video

(England is over there somewhere...)


On this ride I was informed that Freeride, a downtown bike shop, actually had some Surly's in stock! A Long Haul Trucker, a Steam Roller, a Cross Check, and even Pugsley build! Only having seen these online and being a huge Surly fan boy I vowed to go see them. I also wanted to get a good GPS track of the old railway bed I have previously mentioned from start to finish (and by finish I mean to where the track is no longer maintained). The track starts downtown, so today I left work a little early and headed down to Freeride to take a look.


Much to my dismay all of the Surlys he had were gone! Except one, but I was already a little familiar with this one...


Truckaccino looks much nicer than I thought it would in person. Regardless I chatted to the guy a bit about steel bikes, touring, and Surlys. Good guy and a nice chat. They have a crazy special on Steamrollers for $750 right now. If I only needed another bike, or a single speed/fixed gear, or had $750. That is a lot of if's. Haha.
So then I headed out of the main downtown area to the Costal Railway Museum to get on the tracks and head home.

View Downtown & The Tracks in a larger map


Caution Bad Dancing Ahead?

The Start of the tracks

Neat Monument/Info about Newfoundland Rangers right on the tracks!

Oh T'Railway...I get it. In Paradise the trail gets a little more...urban.

Good to know, but why do I see trail bike track marks then?

The "end" of the trail. Lot's of signage.


The long steady incline in the center corresponds to the trail right until it peaks. So it is a slow steady incline the whole way with a couple of flat spots. I still averaged 18km/hr. It's a nice ride. I say that is the end of the trail, because I explored a little past that point last week and it wasn't very pleasant on the Surly. I mean she took it, but it wasn't comfortable, especially when it started raining. The gravel is a much coarser grain left over from the original train bed, and full of bumps from erosion.



It gets much worse further in.

Well that is about it for ride stuff. I'm still waiting for Harold to put through the order for my new bar, brakes, and levers, but I am in no rush. Also have to place another order for touring/camping gear soon so I can get out and enjoy the summer with the misses. I'll leave you with some of my photography since getting the Nikon D50 and just some encounters with friends.


Research Group Meeting (the guy with the "is he taking a picture?" face is my supervisor)


I Love BBQ

Not much of a steak dinner...


That's better.
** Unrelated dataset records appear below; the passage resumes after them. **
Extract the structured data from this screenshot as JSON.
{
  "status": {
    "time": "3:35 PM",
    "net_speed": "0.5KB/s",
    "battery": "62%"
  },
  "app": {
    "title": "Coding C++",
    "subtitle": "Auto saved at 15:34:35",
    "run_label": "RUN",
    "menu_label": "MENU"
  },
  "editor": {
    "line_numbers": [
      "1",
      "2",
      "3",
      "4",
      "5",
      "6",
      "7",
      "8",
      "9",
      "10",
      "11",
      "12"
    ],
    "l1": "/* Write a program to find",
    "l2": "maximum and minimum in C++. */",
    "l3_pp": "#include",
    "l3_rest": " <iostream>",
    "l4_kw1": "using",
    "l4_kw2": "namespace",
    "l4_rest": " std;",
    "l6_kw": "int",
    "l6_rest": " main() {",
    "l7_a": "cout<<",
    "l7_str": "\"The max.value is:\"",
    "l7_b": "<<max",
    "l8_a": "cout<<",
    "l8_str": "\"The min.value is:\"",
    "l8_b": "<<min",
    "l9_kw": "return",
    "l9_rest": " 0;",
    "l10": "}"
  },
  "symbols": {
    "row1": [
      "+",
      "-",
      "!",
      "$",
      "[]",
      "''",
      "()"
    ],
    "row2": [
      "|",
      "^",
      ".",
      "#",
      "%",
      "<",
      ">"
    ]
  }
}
Did I mention I love BBQ?


BBQ at my friend Marks house...


With Marek...


After Gyp-rocking Marks basement ceiling.

Now for my attempt at fancy shmancy picture taking...



Trying out my ND 8 Filter at Bowring Park


Bowring Park

Thomas Amusements (if you can't tell, I like long exposure stuff)


Mmmm, International Flavours. Thanks Talot!



Memorial University of Newfoundland Campus

And last but not least, the view from my front door.


Good night everyone.